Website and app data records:
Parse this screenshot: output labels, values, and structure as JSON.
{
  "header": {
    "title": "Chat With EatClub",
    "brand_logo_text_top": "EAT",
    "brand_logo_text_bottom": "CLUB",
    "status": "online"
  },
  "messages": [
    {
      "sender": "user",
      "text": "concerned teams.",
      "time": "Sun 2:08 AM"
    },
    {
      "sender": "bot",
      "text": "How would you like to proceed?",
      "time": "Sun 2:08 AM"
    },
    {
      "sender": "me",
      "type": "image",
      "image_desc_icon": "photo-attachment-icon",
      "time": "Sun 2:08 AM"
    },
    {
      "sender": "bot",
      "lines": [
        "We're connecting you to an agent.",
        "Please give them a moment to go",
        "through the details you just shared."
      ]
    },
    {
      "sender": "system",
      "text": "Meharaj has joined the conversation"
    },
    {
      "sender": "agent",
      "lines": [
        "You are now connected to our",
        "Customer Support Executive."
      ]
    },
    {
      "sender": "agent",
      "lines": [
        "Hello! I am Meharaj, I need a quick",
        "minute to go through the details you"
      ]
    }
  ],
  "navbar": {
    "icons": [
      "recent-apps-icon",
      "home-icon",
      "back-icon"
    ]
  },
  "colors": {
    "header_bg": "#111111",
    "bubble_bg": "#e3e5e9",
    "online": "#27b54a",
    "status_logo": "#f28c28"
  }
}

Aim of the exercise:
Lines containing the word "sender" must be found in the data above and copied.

Exercise answer:
      "sender": "user",
      "sender": "bot",
      "sender": "me",
      "sender": "bot",
      "sender": "system",
      "sender": "agent",
      "sender": "agent",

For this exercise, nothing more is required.